Sunday, December 8, 2013
By Bob Keyes firstname.lastname@example.org
(Continued from page 1)
Michelle Johnson as Mimi and Jeffrey Gwaltney as Rodolfo rehearse a scene from “La Boheme.” The PORTopera production opens Wednesday at Merrill Auditorium.
Tim Greenway/Staff Photographer
Michelle Johnson as Mimi also relates to her character.
"As artists, I think it's almost a rite of passage. You have to go through that rough patch of not knowing when you are going to get the money to pay the rent," she said. "You rely on a core group of friends to help you through the rough times."
She grew up in Philadelphia, and saw her first opera when she was 8. She said that experience was mesmerizing and captivating, and made her want to sing from that early age. She studied voice in Boston, and has had a strong start to a young career.
She won the 2011 Grand Prize at the Metropolitan Opera National Council Auditions, and has played the title role in "Aida" at the Glimmerglass Festival. This is her first time as Mimi, one of the great roles in all of opera.
Gwaltney, as Rodolfo, laughed when I asked if he could relate to his character.

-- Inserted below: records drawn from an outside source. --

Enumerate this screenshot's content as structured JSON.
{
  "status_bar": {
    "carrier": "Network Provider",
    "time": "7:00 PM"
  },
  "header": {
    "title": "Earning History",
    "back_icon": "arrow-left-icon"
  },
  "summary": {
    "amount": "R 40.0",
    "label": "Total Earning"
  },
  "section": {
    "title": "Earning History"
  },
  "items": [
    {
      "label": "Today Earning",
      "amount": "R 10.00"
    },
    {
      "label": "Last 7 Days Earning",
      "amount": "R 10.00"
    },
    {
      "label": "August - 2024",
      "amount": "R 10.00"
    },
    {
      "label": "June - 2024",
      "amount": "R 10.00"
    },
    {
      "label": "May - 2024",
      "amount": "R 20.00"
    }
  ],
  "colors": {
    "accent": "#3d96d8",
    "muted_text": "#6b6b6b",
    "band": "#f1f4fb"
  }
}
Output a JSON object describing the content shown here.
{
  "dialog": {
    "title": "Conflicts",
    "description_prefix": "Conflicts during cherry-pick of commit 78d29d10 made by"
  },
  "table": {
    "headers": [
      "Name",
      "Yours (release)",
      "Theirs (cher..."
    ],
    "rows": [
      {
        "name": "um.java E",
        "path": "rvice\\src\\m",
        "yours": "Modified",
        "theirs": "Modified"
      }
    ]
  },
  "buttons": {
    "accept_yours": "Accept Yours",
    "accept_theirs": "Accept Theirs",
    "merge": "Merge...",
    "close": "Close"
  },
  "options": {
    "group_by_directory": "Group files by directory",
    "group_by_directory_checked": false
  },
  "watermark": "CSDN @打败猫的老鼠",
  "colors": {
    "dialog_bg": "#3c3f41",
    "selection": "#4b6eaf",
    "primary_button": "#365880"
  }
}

"The Bohemian life is inherent to being an artist," he said. "Every singer finds something in these roles to relate to."
He grew up in the rural South, playing guitar and singing in church. He did not discover opera until age 18, and found it fascinating.
He said he fell in love with the art of singing, which is to say, he loved having the ability to control his voice in such a way to move people to tears.
He attended community college, then enrolled at Indiana University, which is known for its vocal program. He performs regularly with the Washington National Opera, and has sung at Glimmerglass and with the Baltimore Symphony. He lives in North Carolina.
And finally, we introduce you to Ed Parks. PORTopera fans may remember him from last year's production of "Madama Butterfly." He has appeared with the Metropolitan Opera, the Michigan Opera Theater and the Boston Youth Symphony Orchestra.
He grew up in Indiana, Pa., the son of a coal miner. He began voice lessons at age 8, and bought his first Pavarotti CD when he was 13.
Since then, singing opera is all he has ever wanted to do. That he has accomplished his goals is gratifying beyond words.
He too relates to the struggles of his character. He is not struggling now, but he remembers what it felt like when he was.
He takes nothing for granted.
"I know what it feels like to think that way," said Parks, who lives in Queens, N.Y. "We all go through the ups and downs in this life of singing that we choose. You are only as good as your last performance."
So true. After this run of "La Boheme," he has his eyes on various opportunities. He auditions for roles two dozen times a year, and his life is about balancing opportunities and accepting the best offer that's out there at the moment.
There are no long-term contracts in this career.
"I come from a blue-collar family," he said. "I always knew I was going to sing when I was young. This is what I want to do. I never had a back-up plan."
Staff Writer Bob Keyes can be contacted at 791-6457 or: